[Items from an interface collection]
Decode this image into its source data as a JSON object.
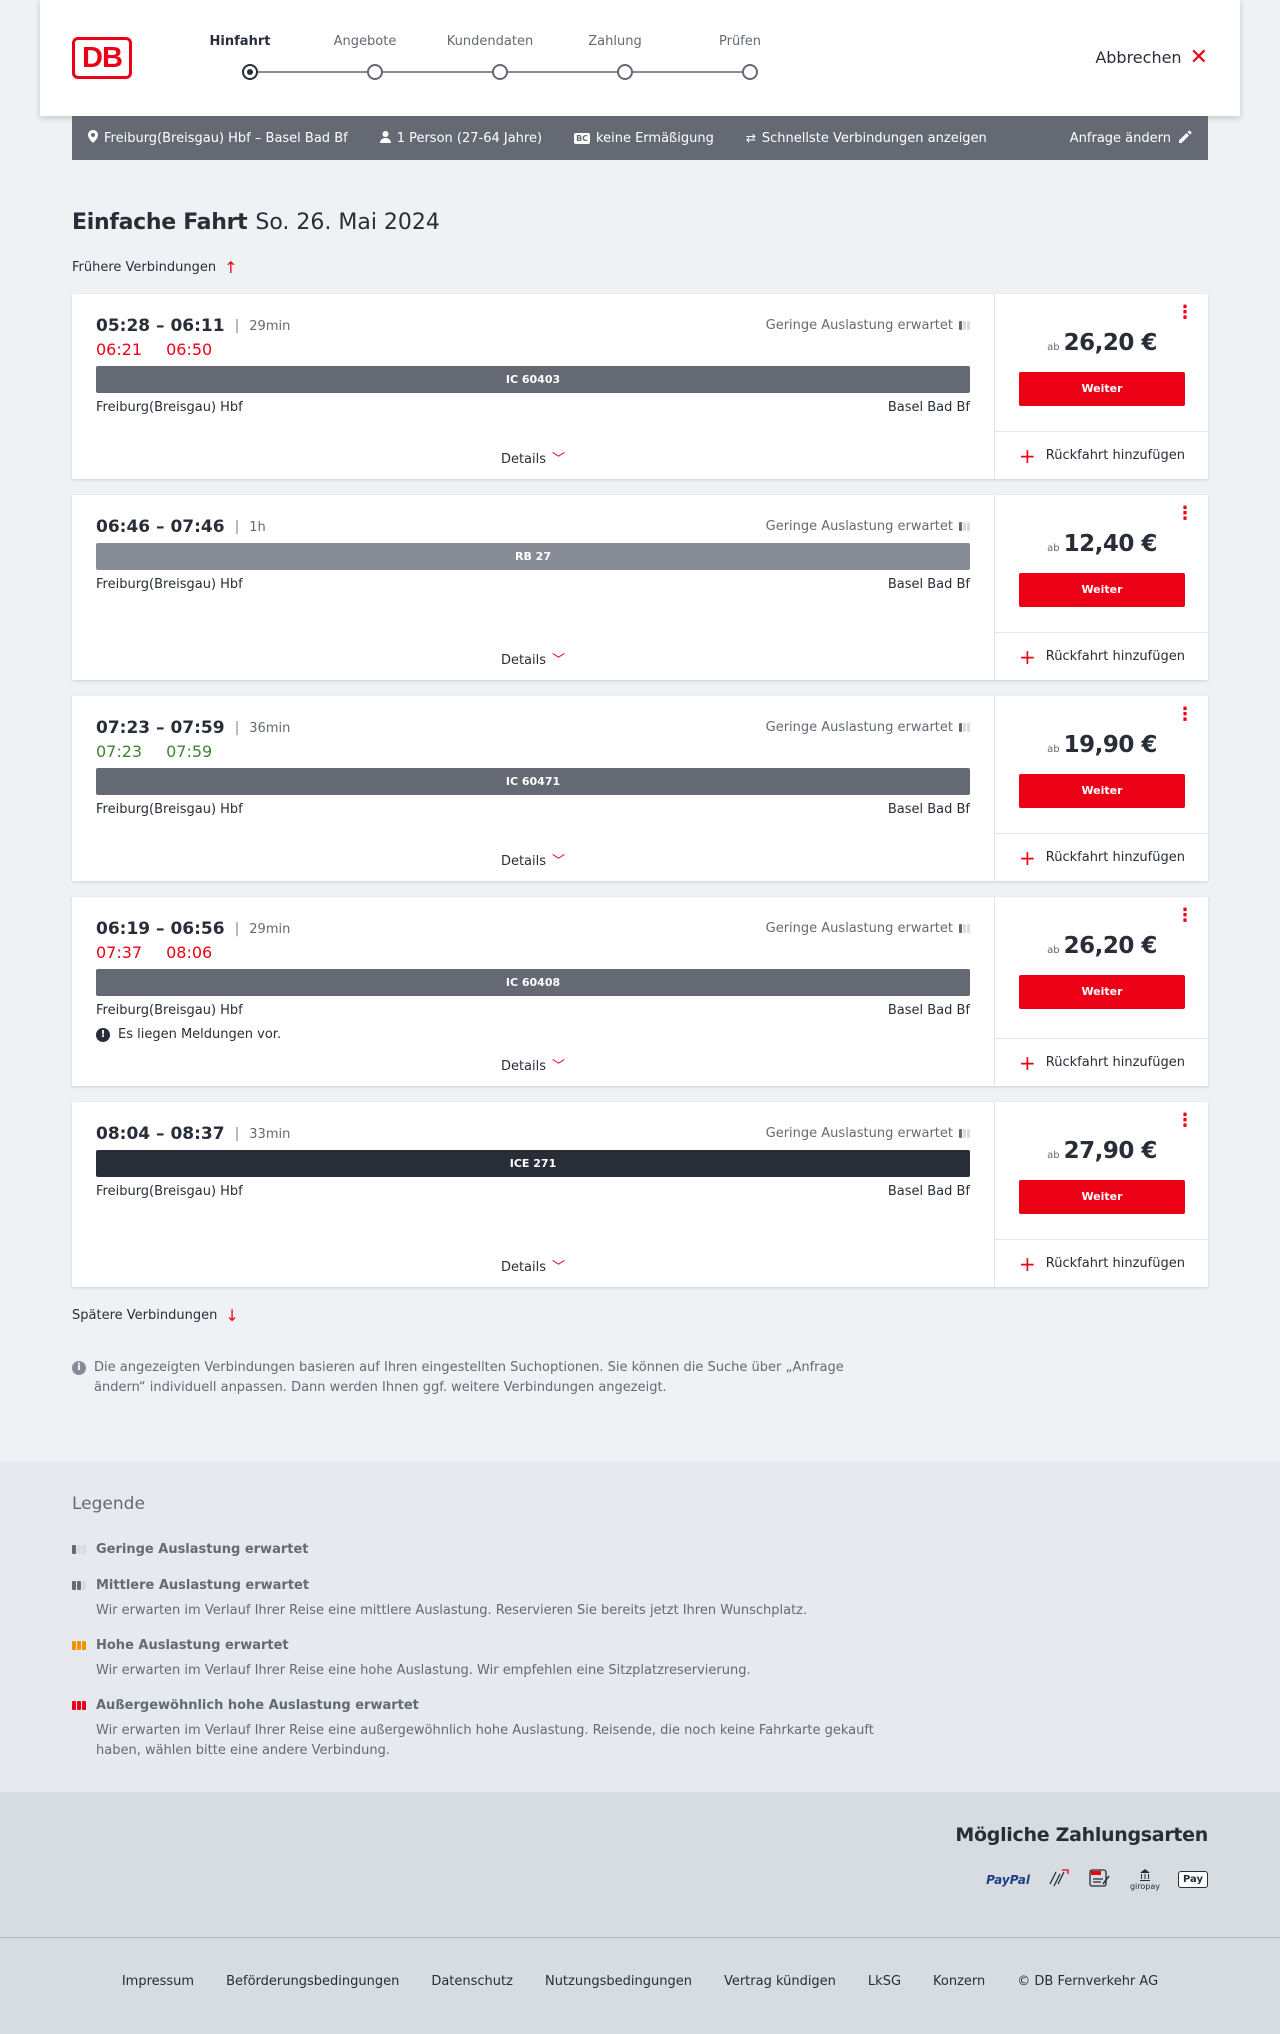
{
  "header": {
    "logo": "DB",
    "steps": [
      "Hinfahrt",
      "Angebote",
      "Kundendaten",
      "Zahlung",
      "Prüfen"
    ],
    "active_step": "Hinfahrt",
    "cancel_label": "Abbrechen"
  },
  "searchbar": {
    "route": "Freiburg(Breisgau) Hbf – Basel Bad Bf",
    "travellers": "1 Person (27-64 Jahre)",
    "discount": "keine Ermäßigung",
    "discount_badge": "BC",
    "fastest": "Schnellste Verbindungen anzeigen",
    "edit_label": "Anfrage ändern"
  },
  "page": {
    "title": "Einfache Fahrt",
    "date": "So. 26. Mai 2024",
    "earlier_label": "Frühere Verbindungen",
    "later_label": "Spätere Verbindungen",
    "note": "Die angezeigten Verbindungen basieren auf Ihren eingestellten Suchoptionen. Sie können die Suche über „Anfrage ändern“ individuell anpassen. Dann werden Ihnen ggf. weitere Verbindungen angezeigt."
  },
  "connections": [
    {
      "times": "05:28 – 06:11",
      "duration": "29min",
      "realtime": [
        "06:21",
        "06:50"
      ],
      "realtime_status": "late",
      "load": "Geringe Auslastung erwartet",
      "train": "IC 60403",
      "train_type": "ic",
      "from": "Freiburg(Breisgau) Hbf",
      "to": "Basel Bad Bf",
      "message": "",
      "price_prefix": "ab",
      "price": "26,20 €",
      "button": "Weiter",
      "details": "Details",
      "return": "Rückfahrt hinzufügen"
    },
    {
      "times": "06:46 – 07:46",
      "duration": "1h",
      "realtime": [],
      "realtime_status": "",
      "load": "Geringe Auslastung erwartet",
      "train": "RB 27",
      "train_type": "rb",
      "from": "Freiburg(Breisgau) Hbf",
      "to": "Basel Bad Bf",
      "message": "",
      "price_prefix": "ab",
      "price": "12,40 €",
      "button": "Weiter",
      "details": "Details",
      "return": "Rückfahrt hinzufügen"
    },
    {
      "times": "07:23 – 07:59",
      "duration": "36min",
      "realtime": [
        "07:23",
        "07:59"
      ],
      "realtime_status": "ontime",
      "load": "Geringe Auslastung erwartet",
      "train": "IC 60471",
      "train_type": "ic",
      "from": "Freiburg(Breisgau) Hbf",
      "to": "Basel Bad Bf",
      "message": "",
      "price_prefix": "ab",
      "price": "19,90 €",
      "button": "Weiter",
      "details": "Details",
      "return": "Rückfahrt hinzufügen"
    },
    {
      "times": "06:19 – 06:56",
      "duration": "29min",
      "realtime": [
        "07:37",
        "08:06"
      ],
      "realtime_status": "late",
      "load": "Geringe Auslastung erwartet",
      "train": "IC 60408",
      "train_type": "ic",
      "from": "Freiburg(Breisgau) Hbf",
      "to": "Basel Bad Bf",
      "message": "Es liegen Meldungen vor.",
      "price_prefix": "ab",
      "price": "26,20 €",
      "button": "Weiter",
      "details": "Details",
      "return": "Rückfahrt hinzufügen"
    },
    {
      "times": "08:04 – 08:37",
      "duration": "33min",
      "realtime": [],
      "realtime_status": "",
      "load": "Geringe Auslastung erwartet",
      "train": "ICE 271",
      "train_type": "ice",
      "from": "Freiburg(Breisgau) Hbf",
      "to": "Basel Bad Bf",
      "message": "",
      "price_prefix": "ab",
      "price": "27,90 €",
      "button": "Weiter",
      "details": "Details",
      "return": "Rückfahrt hinzufügen"
    }
  ],
  "legend": {
    "title": "Legende",
    "items": [
      {
        "title": "Geringe Auslastung erwartet",
        "desc": "",
        "level": 1
      },
      {
        "title": "Mittlere Auslastung erwartet",
        "desc": "Wir erwarten im Verlauf Ihrer Reise eine mittlere Auslastung. Reservieren Sie bereits jetzt Ihren Wunschplatz.",
        "level": 2
      },
      {
        "title": "Hohe Auslastung erwartet",
        "desc": "Wir erwarten im Verlauf Ihrer Reise eine hohe Auslastung. Wir empfehlen eine Sitzplatzreservierung.",
        "level": 3
      },
      {
        "title": "Außergewöhnlich hohe Auslastung erwartet",
        "desc": "Wir erwarten im Verlauf Ihrer Reise eine außergewöhnlich hohe Auslastung. Reisende, die noch keine Fahrkarte gekauft haben, wählen bitte eine andere Verbindung.",
        "level": 4
      }
    ]
  },
  "payment": {
    "title": "Mögliche Zahlungsarten",
    "methods": [
      "PayPal",
      "giropay",
      "Pay"
    ]
  },
  "footer": {
    "links": [
      "Impressum",
      "Beförderungsbedingungen",
      "Datenschutz",
      "Nutzungsbedingungen",
      "Vertrag kündigen",
      "LkSG",
      "Konzern",
      "© DB Fernverkehr AG"
    ]
  },
  "colors": {
    "brand": "#ec0016",
    "late": "#ec0016",
    "ontime": "#408335",
    "ic_bar": "#646973",
    "rb_bar": "#878c96",
    "ice_bar": "#282d37"
  }
}
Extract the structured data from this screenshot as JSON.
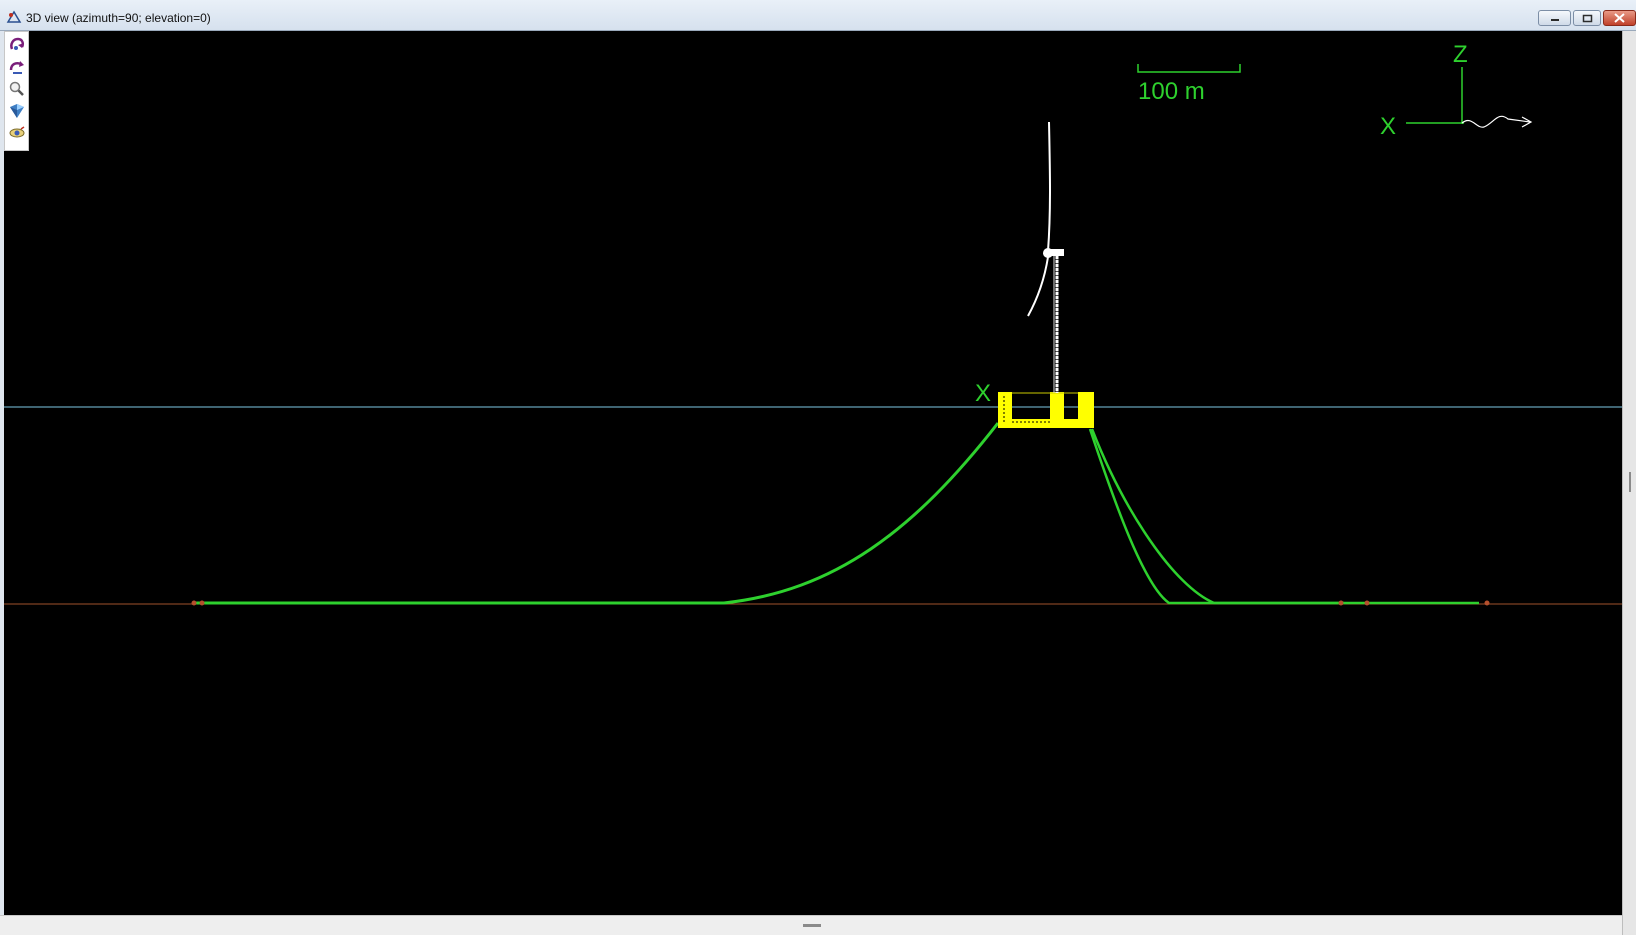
{
  "window": {
    "title": "3D view (azimuth=90; elevation=0)",
    "app_icon": "orcaflex-app-icon",
    "controls": [
      "minimize-icon",
      "maximize-icon",
      "close-icon"
    ]
  },
  "toolbar": {
    "tools": [
      {
        "name": "rotate-tool-icon"
      },
      {
        "name": "pan-tool-icon"
      },
      {
        "name": "zoom-tool-icon"
      },
      {
        "name": "view-shaded-tool-icon"
      },
      {
        "name": "view-options-tool-icon"
      }
    ]
  },
  "view": {
    "azimuth": 90,
    "elevation": 0,
    "scale_bar_label": "100 m",
    "axis_labels": {
      "z": "Z",
      "x": "X"
    },
    "vessel_axis_label": "X",
    "colors": {
      "background": "#000000",
      "lines": "#2ed12e",
      "sea_surface": "#7ec8e3",
      "seabed": "#a0522d",
      "vessel": "#ffff00",
      "turbine": "#ffffff",
      "anchors": "#b5502d"
    }
  }
}
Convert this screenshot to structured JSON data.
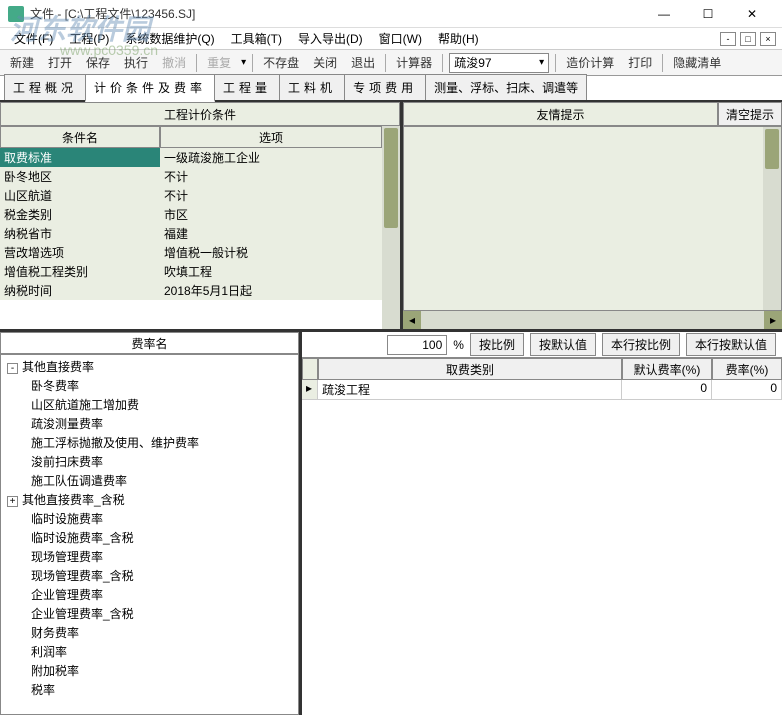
{
  "window": {
    "title": "文件 - [C:\\工程文件\\123456.SJ]",
    "min": "—",
    "max": "☐",
    "close": "✕"
  },
  "watermark": {
    "main": "河东软件园",
    "sub": "www.pc0359.cn"
  },
  "menu": {
    "file": "文件(F)",
    "project": "工程(P)",
    "sysdata": "系统数据维护(Q)",
    "toolbox": "工具箱(T)",
    "importexport": "导入导出(D)",
    "window": "窗口(W)",
    "help": "帮助(H)"
  },
  "toolbar": {
    "new": "新建",
    "open": "打开",
    "save": "保存",
    "run": "执行",
    "undo_cancel": "撤消",
    "redo": "重复",
    "nosave": "不存盘",
    "close": "关闭",
    "exit": "退出",
    "calc": "计算器",
    "combo_val": "疏浚97",
    "pricecalc": "造价计算",
    "print": "打印",
    "hidelist": "隐藏清单"
  },
  "tabs": {
    "t1": "工程概况",
    "t2": "计价条件及费率",
    "t3": "工程量",
    "t4": "工料机",
    "t5": "专项费用",
    "t6": "测量、浮标、扫床、调遣等"
  },
  "cond_panel": {
    "title": "工程计价条件",
    "col_name": "条件名",
    "col_opt": "选项",
    "rows": [
      {
        "name": "取费标准",
        "opt": "一级疏浚施工企业"
      },
      {
        "name": "卧冬地区",
        "opt": "不计"
      },
      {
        "name": "山区航道",
        "opt": "不计"
      },
      {
        "name": "税金类别",
        "opt": "市区"
      },
      {
        "name": "纳税省市",
        "opt": "福建"
      },
      {
        "name": "营改增选项",
        "opt": "增值税一般计税"
      },
      {
        "name": "增值税工程类别",
        "opt": "吹填工程"
      },
      {
        "name": "纳税时间",
        "opt": "2018年5月1日起"
      }
    ]
  },
  "friend_panel": {
    "title": "友情提示",
    "clear": "清空提示"
  },
  "rate_panel": {
    "title": "费率名",
    "tree": [
      {
        "l": 1,
        "exp": "-",
        "label": "其他直接费率"
      },
      {
        "l": 2,
        "label": "卧冬费率"
      },
      {
        "l": 2,
        "label": "山区航道施工增加费"
      },
      {
        "l": 2,
        "label": "疏浚测量费率"
      },
      {
        "l": 2,
        "label": "施工浮标抛撤及使用、维护费率"
      },
      {
        "l": 2,
        "label": "浚前扫床费率"
      },
      {
        "l": 2,
        "label": "施工队伍调遣费率"
      },
      {
        "l": 1,
        "exp": "+",
        "label": "其他直接费率_含税"
      },
      {
        "l": 2,
        "label": "临时设施费率"
      },
      {
        "l": 2,
        "label": "临时设施费率_含税"
      },
      {
        "l": 2,
        "label": "现场管理费率"
      },
      {
        "l": 2,
        "label": "现场管理费率_含税"
      },
      {
        "l": 2,
        "label": "企业管理费率"
      },
      {
        "l": 2,
        "label": "企业管理费率_含税"
      },
      {
        "l": 2,
        "label": "财务费率"
      },
      {
        "l": 2,
        "label": "利润率"
      },
      {
        "l": 2,
        "label": "附加税率"
      },
      {
        "l": 2,
        "label": "税率"
      }
    ]
  },
  "rate_toolbar": {
    "value": "100",
    "pct": "%",
    "b1": "按比例",
    "b2": "按默认值",
    "b3": "本行按比例",
    "b4": "本行按默认值"
  },
  "rate_table": {
    "h1": "取费类别",
    "h2": "默认费率(%)",
    "h3": "费率(%)",
    "rows": [
      {
        "cat": "疏浚工程",
        "def": "0",
        "rate": "0"
      }
    ]
  }
}
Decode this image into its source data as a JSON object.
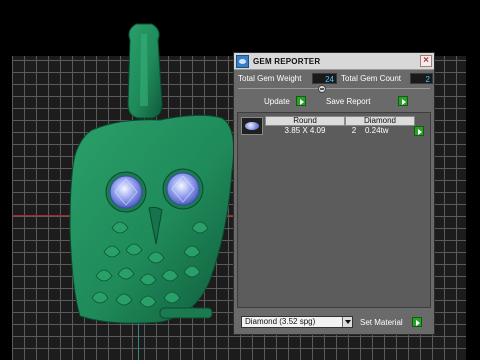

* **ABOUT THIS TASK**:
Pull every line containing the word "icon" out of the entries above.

* **SOLUTION**:
    "app_icon": "orcaflex-app-icon",
      "minimize-icon",
      "maximize-icon",
      "close-icon"
        "name": "rotate-tool-icon"
        "name": "pan-tool-icon"
        "name": "zoom-tool-icon"
        "name": "view-shaded-tool-icon"
        "name": "view-options-tool-icon"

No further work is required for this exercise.